On 7 January 2013, appellant began intravenous administration of antibiotics to two-year-old Mathew Mushabe. In the process of inserting the cannular into the hand of Mathew, the appellant mistakenly pricked her own index finger and drew blood. “She put the cannular back on the tray and administered treatment on her injured finger. She thereafter removed the cannular from the tray and inserted it into the vein of Mathew.”

The appellant was asked by the mother of the patient why she was re-using a contaminated cannular, but she dismissed the inquiry. Later in the day, the mother of the patient reported the incident to the management of the clinic. Appellant was asked to take a blood test for HIV, and it was discovered that she was HIV positive. Appellant had known that she was HIV positive at the time of the incident.

Following trial by the Buganda Road Court, Appellant appealed her conviction to the High Court of Uganda.

The Court dismissed appellant’s claim that reversible error stemmed from being improperly initially charged with separate counts of ‘unlawful’ and ‘negligent’ action. The Court observed that this defense was improperly withheld in the initial proceeding until the final stage of trial, but declined to dismiss upon these procedural grounds. The Court found no evidence that the duplicated charges prejudiced any part of the prosecution, nor that it unduly inhibited defense’s preparation.

The Court also dismissed appellant’s claim that evidence against her was improperly based on the testimony of a single witness. Appellant argued that since the only witness (the mother of Mathew Mushabe) was inconsistent on a minor point of testimony, the finder of fact could not reasonably convict on the basis of her testimony. The Court reviewed Ugandan case law on the accepted standards for review in cases relying on testimony of a single witness. The Court, however, found no evidence suggesting that the core testimony was compromised. The Court also found sufficient evidence of criminal negligence, given the established professional standards of medicine.

Finally, however, the Court reversed the ruling of the trial court, and reduced appellant’s sentence to time already served, totaling over five months. The Court cited the appellant’s age of 64 years old and her HIV-positive status; the fact that Mathew Mushabe did not contract HIV; and the policy need for courts to impose a greater degree of legal protection upon medical professionals.

“The appellant was a professional and so is presumed to know [the professional procedure and standards of nursing]. She did not follow that procedure . . . . She told the court she had more than one cannula. The safe thing even from a non professional person would be to immediately throw away the maligned cannula and get a fresh one. That was what a prudent and reasonable person ought to have done.” Page 14.

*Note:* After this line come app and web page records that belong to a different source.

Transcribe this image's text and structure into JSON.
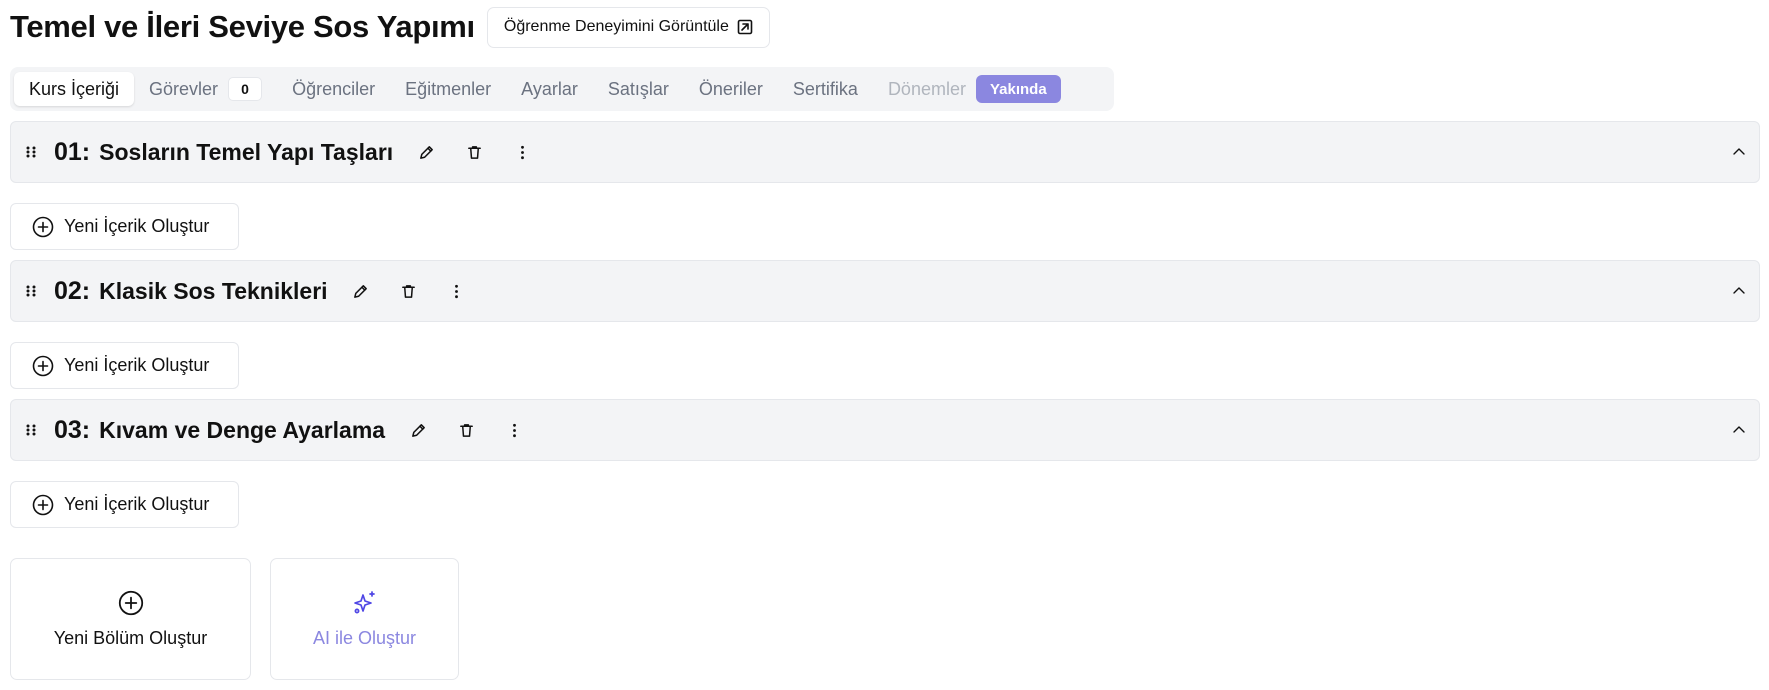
{
  "header": {
    "title": "Temel ve İleri Seviye Sos Yapımı",
    "view_button": "Öğrenme Deneyimini Görüntüle"
  },
  "tabs": [
    {
      "label": "Kurs İçeriği",
      "active": true
    },
    {
      "label": "Görevler",
      "count": "0"
    },
    {
      "label": "Öğrenciler"
    },
    {
      "label": "Eğitmenler"
    },
    {
      "label": "Ayarlar"
    },
    {
      "label": "Satışlar"
    },
    {
      "label": "Öneriler"
    },
    {
      "label": "Sertifika"
    },
    {
      "label": "Dönemler",
      "disabled": true,
      "badge": "Yakında"
    }
  ],
  "sections": [
    {
      "number": "01:",
      "title": "Sosların Temel Yapı Taşları"
    },
    {
      "number": "02:",
      "title": "Klasik Sos Teknikleri"
    },
    {
      "number": "03:",
      "title": "Kıvam ve Denge Ayarlama"
    }
  ],
  "new_content_label": "Yeni İçerik Oluştur",
  "cards": {
    "new_section": "Yeni Bölüm Oluştur",
    "ai_create": "AI ile Oluştur"
  },
  "colors": {
    "accent": "#8b87e0",
    "ai_icon": "#4f46e5",
    "section_bg": "#f3f4f6"
  },
  "icons": {
    "view_button": "external-link-icon",
    "drag": "drag-handle-icon",
    "edit": "pencil-icon",
    "delete": "trash-icon",
    "more": "more-vertical-icon",
    "collapse": "chevron-up-icon",
    "add": "plus-circle-icon",
    "ai": "sparkles-icon"
  }
}
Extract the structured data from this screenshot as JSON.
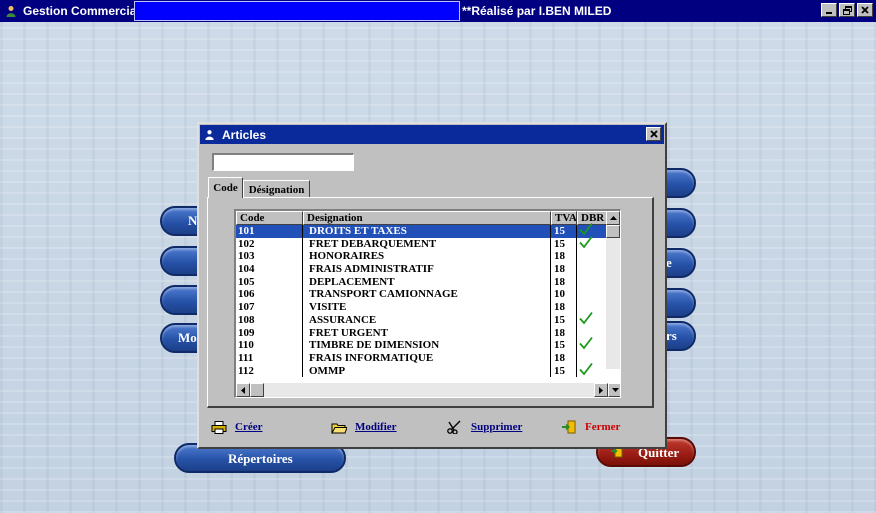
{
  "window": {
    "title": "Gestion Commerciale",
    "credit": "**Réalisé par I.BEN MILED",
    "controls": {
      "minimize": "_",
      "maximize": "🗗",
      "close": "×"
    }
  },
  "background_buttons": {
    "left_labels": [
      "N",
      "Mo"
    ],
    "right_labels": [
      "e",
      "rs"
    ],
    "repertoires": "Répertoires",
    "quitter": "Quitter"
  },
  "dialog": {
    "title": "Articles",
    "close": "×",
    "search": {
      "value": "",
      "placeholder": ""
    },
    "tabs": [
      {
        "label": "Code",
        "active": true
      },
      {
        "label": "Désignation",
        "active": false
      }
    ],
    "grid": {
      "columns": [
        "Code",
        "Designation",
        "TVA",
        "DBR"
      ],
      "rows": [
        {
          "code": "101",
          "designation": "DROITS ET TAXES",
          "tva": "15",
          "dbr": true,
          "selected": true
        },
        {
          "code": "102",
          "designation": "FRET DEBARQUEMENT",
          "tva": "15",
          "dbr": true,
          "selected": false
        },
        {
          "code": "103",
          "designation": "HONORAIRES",
          "tva": "18",
          "dbr": false,
          "selected": false
        },
        {
          "code": "104",
          "designation": "FRAIS ADMINISTRATIF",
          "tva": "18",
          "dbr": false,
          "selected": false
        },
        {
          "code": "105",
          "designation": "DEPLACEMENT",
          "tva": "18",
          "dbr": false,
          "selected": false
        },
        {
          "code": "106",
          "designation": "TRANSPORT  CAMIONNAGE",
          "tva": "10",
          "dbr": false,
          "selected": false
        },
        {
          "code": "107",
          "designation": "VISITE",
          "tva": "18",
          "dbr": false,
          "selected": false
        },
        {
          "code": "108",
          "designation": "ASSURANCE",
          "tva": "15",
          "dbr": true,
          "selected": false
        },
        {
          "code": "109",
          "designation": "FRET URGENT",
          "tva": "18",
          "dbr": false,
          "selected": false
        },
        {
          "code": "110",
          "designation": "TIMBRE DE DIMENSION",
          "tva": "15",
          "dbr": true,
          "selected": false
        },
        {
          "code": "111",
          "designation": "FRAIS INFORMATIQUE",
          "tva": "18",
          "dbr": false,
          "selected": false
        },
        {
          "code": "112",
          "designation": "OMMP",
          "tva": "15",
          "dbr": true,
          "selected": false
        }
      ]
    },
    "actions": {
      "create": "Créer",
      "modify": "Modifier",
      "delete": "Supprimer",
      "close": "Fermer"
    }
  },
  "icons": {
    "app": "person-icon",
    "check": "checkmark-icon",
    "create": "printer-icon",
    "modify": "folder-open-icon",
    "delete": "scissors-icon",
    "close": "exit-door-icon",
    "quit": "exit-door-icon"
  },
  "colors": {
    "titlebar": "#000080",
    "title_highlight": "#0000ff",
    "dialog_titlebar": "#0a2a9c",
    "selection": "#2050b8",
    "action_link": "#000080",
    "danger": "#d00000",
    "check": "#1a9a1a"
  }
}
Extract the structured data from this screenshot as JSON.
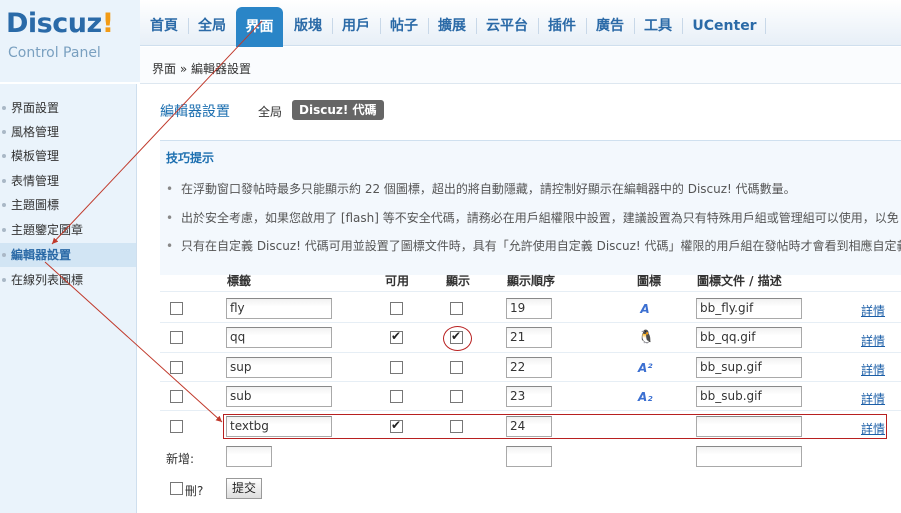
{
  "logo": {
    "brand": "Discuz",
    "bang": "!",
    "subtitle": "Control Panel"
  },
  "topnav": {
    "items": [
      "首頁",
      "全局",
      "界面",
      "版塊",
      "用戶",
      "帖子",
      "擴展",
      "云平台",
      "插件",
      "廣告",
      "工具",
      "UCenter"
    ],
    "active": "界面"
  },
  "breadcrumb": "界面 » 編輯器設置",
  "sidebar": {
    "items": [
      "界面設置",
      "風格管理",
      "模板管理",
      "表情管理",
      "主題圖標",
      "主題鑒定圖章",
      "編輯器設置",
      "在線列表圖標"
    ],
    "active": "編輯器設置"
  },
  "main": {
    "title": "編輯器設置",
    "tab_global": "全局",
    "tab_active": "Discuz! 代碼",
    "tips_title": "技巧提示",
    "tips": [
      "在浮動窗口發帖時最多只能顯示約 22 個圖標，超出的將自動隱藏，請控制好顯示在編輯器中的 Discuz! 代碼數量。",
      "出於安全考慮，如果您啟用了 [flash] 等不安全代碼，請務必在用戶組權限中設置，建議設置為只有特殊用戶組或管理組可以使用，以免",
      "只有在自定義 Discuz! 代碼可用並設置了圖標文件時，具有「允許使用自定義 Discuz! 代碼」權限的用戶組在發帖時才會看到相應自定義"
    ],
    "headers": {
      "tag": "標籤",
      "available": "可用",
      "display": "顯示",
      "order": "顯示順序",
      "icon": "圖標",
      "icon_file": "圖標文件 / 描述"
    },
    "rows": [
      {
        "tag": "fly",
        "available": false,
        "display": false,
        "order": "19",
        "icon": "A",
        "icon_file": "bb_fly.gif",
        "detail": "詳情"
      },
      {
        "tag": "qq",
        "available": true,
        "display": true,
        "order": "21",
        "icon": "qq",
        "icon_file": "bb_qq.gif",
        "detail": "詳情"
      },
      {
        "tag": "sup",
        "available": false,
        "display": false,
        "order": "22",
        "icon": "A²",
        "icon_file": "bb_sup.gif",
        "detail": "詳情"
      },
      {
        "tag": "sub",
        "available": false,
        "display": false,
        "order": "23",
        "icon": "A₂",
        "icon_file": "bb_sub.gif",
        "detail": "詳情"
      },
      {
        "tag": "textbg",
        "available": true,
        "display": false,
        "order": "24",
        "icon": "",
        "icon_file": "",
        "detail": "詳情"
      }
    ],
    "add_label": "新增:",
    "delete_label": "刪?",
    "submit_label": "提交"
  },
  "colors": {
    "accent": "#2a85c7",
    "link": "#1c6fb0",
    "annotation": "#b82020"
  },
  "icons": {
    "qq": "qq-penguin-icon",
    "edit": "bbcode-a-icon"
  }
}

“It is argued that the appellant was an elderly person aged 64 years. She was sickly and as was noted by the court, HIV positive. She was a mother and grandmother. She spent 5 months on remand. While she was found guilty of exposing the 2 years (sic) old child to infection with HIV, happily the child remained negative. As noted by the court, there was no intention to harm the baby. All these mitigating matters negatived a custodial let alone a long custodial sentence of three years.” Page 17.